• [What needs to be done]
With every line kept intact, print the entries that appear below.
Excerpted records Start Marker
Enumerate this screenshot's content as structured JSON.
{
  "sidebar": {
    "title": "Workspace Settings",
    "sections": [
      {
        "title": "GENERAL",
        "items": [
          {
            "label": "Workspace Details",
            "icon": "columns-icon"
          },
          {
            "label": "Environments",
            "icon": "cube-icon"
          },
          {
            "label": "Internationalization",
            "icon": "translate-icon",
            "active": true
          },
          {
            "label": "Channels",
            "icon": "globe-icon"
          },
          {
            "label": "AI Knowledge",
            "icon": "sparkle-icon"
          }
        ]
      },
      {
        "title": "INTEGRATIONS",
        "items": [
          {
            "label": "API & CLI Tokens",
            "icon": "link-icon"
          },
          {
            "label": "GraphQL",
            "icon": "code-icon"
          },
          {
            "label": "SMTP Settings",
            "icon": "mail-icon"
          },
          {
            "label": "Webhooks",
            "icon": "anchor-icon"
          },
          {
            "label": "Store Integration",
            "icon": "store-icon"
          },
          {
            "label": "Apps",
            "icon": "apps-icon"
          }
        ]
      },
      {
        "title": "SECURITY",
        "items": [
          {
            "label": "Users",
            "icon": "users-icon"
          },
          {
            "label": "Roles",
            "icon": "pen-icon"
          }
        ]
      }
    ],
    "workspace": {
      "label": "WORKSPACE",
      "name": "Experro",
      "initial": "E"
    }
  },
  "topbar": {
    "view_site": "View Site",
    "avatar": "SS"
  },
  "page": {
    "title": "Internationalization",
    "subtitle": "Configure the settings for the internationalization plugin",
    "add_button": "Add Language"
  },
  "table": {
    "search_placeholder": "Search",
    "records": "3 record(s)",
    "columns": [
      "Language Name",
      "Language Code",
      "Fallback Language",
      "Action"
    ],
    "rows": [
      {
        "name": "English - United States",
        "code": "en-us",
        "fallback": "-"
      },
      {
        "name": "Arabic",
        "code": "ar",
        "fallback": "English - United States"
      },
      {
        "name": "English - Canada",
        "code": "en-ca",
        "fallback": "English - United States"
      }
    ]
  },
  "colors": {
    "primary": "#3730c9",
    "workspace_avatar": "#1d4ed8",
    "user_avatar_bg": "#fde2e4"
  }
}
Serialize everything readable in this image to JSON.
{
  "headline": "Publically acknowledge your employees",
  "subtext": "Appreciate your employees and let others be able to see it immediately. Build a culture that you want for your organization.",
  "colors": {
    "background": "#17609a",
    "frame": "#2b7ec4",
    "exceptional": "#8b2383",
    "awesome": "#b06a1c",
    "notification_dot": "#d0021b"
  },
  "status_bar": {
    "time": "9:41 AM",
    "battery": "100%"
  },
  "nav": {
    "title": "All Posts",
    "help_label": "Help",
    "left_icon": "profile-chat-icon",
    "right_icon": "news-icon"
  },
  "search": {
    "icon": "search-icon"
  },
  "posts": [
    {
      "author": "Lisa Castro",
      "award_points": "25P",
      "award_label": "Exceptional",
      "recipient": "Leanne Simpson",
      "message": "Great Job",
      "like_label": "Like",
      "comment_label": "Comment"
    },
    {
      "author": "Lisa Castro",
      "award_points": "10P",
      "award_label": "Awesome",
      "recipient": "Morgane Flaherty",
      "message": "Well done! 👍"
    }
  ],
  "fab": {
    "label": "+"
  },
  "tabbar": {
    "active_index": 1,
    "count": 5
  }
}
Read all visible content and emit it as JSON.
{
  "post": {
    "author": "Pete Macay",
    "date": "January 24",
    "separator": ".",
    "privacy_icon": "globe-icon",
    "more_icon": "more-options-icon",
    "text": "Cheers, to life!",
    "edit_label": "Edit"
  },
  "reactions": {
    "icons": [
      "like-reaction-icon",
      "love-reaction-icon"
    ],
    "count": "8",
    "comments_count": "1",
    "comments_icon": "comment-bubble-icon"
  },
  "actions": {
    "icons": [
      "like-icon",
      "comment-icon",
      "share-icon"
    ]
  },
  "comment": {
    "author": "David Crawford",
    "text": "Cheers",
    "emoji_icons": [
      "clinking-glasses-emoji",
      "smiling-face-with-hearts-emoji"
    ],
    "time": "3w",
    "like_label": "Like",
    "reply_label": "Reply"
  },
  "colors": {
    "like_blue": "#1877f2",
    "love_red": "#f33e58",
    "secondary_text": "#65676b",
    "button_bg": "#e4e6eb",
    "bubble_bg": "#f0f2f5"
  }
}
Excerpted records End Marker
• [Problem solution]
Enumerate this screenshot's content as structured JSON.
{
  "sidebar": {
    "title": "Workspace Settings",
    "sections": [
      {
        "title": "GENERAL",
        "items": [
          {
            "label": "Workspace Details",
            "icon": "columns-icon"
          },
          {
            "label": "Environments",
            "icon": "cube-icon"
          },
          {
            "label": "Internationalization",
            "icon": "translate-icon",
            "active": true
          },
          {
            "label": "Channels",
            "icon": "globe-icon"
          },
          {
            "label": "AI Knowledge",
            "icon": "sparkle-icon"
          }
        ]
      },
      {
        "title": "INTEGRATIONS",
        "items": [
          {
            "label": "API & CLI Tokens",
            "icon": "link-icon"
          },
          {
            "label": "GraphQL",
            "icon": "code-icon"
          },
          {
            "label": "SMTP Settings",
            "icon": "mail-icon"
          },
          {
            "label": "Webhooks",
            "icon": "anchor-icon"
          },
          {
            "label": "Store Integration",
            "icon": "store-icon"
          },
          {
            "label": "Apps",
            "icon": "apps-icon"
          }
        ]
      },
      {
        "title": "SECURITY",
        "items": [
          {
            "label": "Users",
            "icon": "users-icon"
          },
          {
            "label": "Roles",
            "icon": "pen-icon"
          }
        ]
      }
    ],
    "workspace": {
      "label": "WORKSPACE",
      "name": "Experro",
      "initial": "E"
    }
  },
  "topbar": {
    "view_site": "View Site",
    "avatar": "SS"
  },
  "page": {
    "title": "Internationalization",
    "subtitle": "Configure the settings for the internationalization plugin",
    "add_button": "Add Language"
  },
  "table": {
    "search_placeholder": "Search",
    "records": "3 record(s)",
    "columns": [
      "Language Name",
      "Language Code",
      "Fallback Language",
      "Action"
    ],
    "rows": [
      {
        "name": "English - United States",
        "code": "en-us",
        "fallback": "-"
      },
      {
        "name": "Arabic",
        "code": "ar",
        "fallback": "English - United States"
      },
      {
        "name": "English - Canada",
        "code": "en-ca",
        "fallback": "English - United States"
      }
    ]
  },
  "colors": {
    "primary": "#3730c9",
    "workspace_avatar": "#1d4ed8",
    "user_avatar_bg": "#fde2e4"
  }
}
Serialize everything readable in this image to JSON.
{
  "headline": "Publically acknowledge your employees",
  "subtext": "Appreciate your employees and let others be able to see it immediately. Build a culture that you want for your organization.",
  "colors": {
    "background": "#17609a",
    "frame": "#2b7ec4",
    "exceptional": "#8b2383",
    "awesome": "#b06a1c",
    "notification_dot": "#d0021b"
  },
  "status_bar": {
    "time": "9:41 AM",
    "battery": "100%"
  },
  "nav": {
    "title": "All Posts",
    "help_label": "Help",
    "left_icon": "profile-chat-icon",
    "right_icon": "news-icon"
  },
  "search": {
    "icon": "search-icon"
  },
  "posts": [
    {
      "author": "Lisa Castro",
      "award_points": "25P",
      "award_label": "Exceptional",
      "recipient": "Leanne Simpson",
      "message": "Great Job",
      "like_label": "Like",
      "comment_label": "Comment"
    },
    {
      "author": "Lisa Castro",
      "award_points": "10P",
      "award_label": "Awesome",
      "recipient": "Morgane Flaherty",
      "message": "Well done! 👍"
    }
  ],
  "fab": {
    "label": "+"
  },
  "tabbar": {
    "active_index": 1,
    "count": 5
  }
}
Read all visible content and emit it as JSON.
{
  "post": {
    "author": "Pete Macay",
    "date": "January 24",
    "separator": ".",
    "privacy_icon": "globe-icon",
    "more_icon": "more-options-icon",
    "text": "Cheers, to life!",
    "edit_label": "Edit"
  },
  "reactions": {
    "icons": [
      "like-reaction-icon",
      "love-reaction-icon"
    ],
    "count": "8",
    "comments_count": "1",
    "comments_icon": "comment-bubble-icon"
  },
  "actions": {
    "icons": [
      "like-icon",
      "comment-icon",
      "share-icon"
    ]
  },
  "comment": {
    "author": "David Crawford",
    "text": "Cheers",
    "emoji_icons": [
      "clinking-glasses-emoji",
      "smiling-face-with-hearts-emoji"
    ],
    "time": "3w",
    "like_label": "Like",
    "reply_label": "Reply"
  },
  "colors": {
    "like_blue": "#1877f2",
    "love_red": "#f33e58",
    "secondary_text": "#65676b",
    "button_bg": "#e4e6eb",
    "bubble_bg": "#f0f2f5"
  }
}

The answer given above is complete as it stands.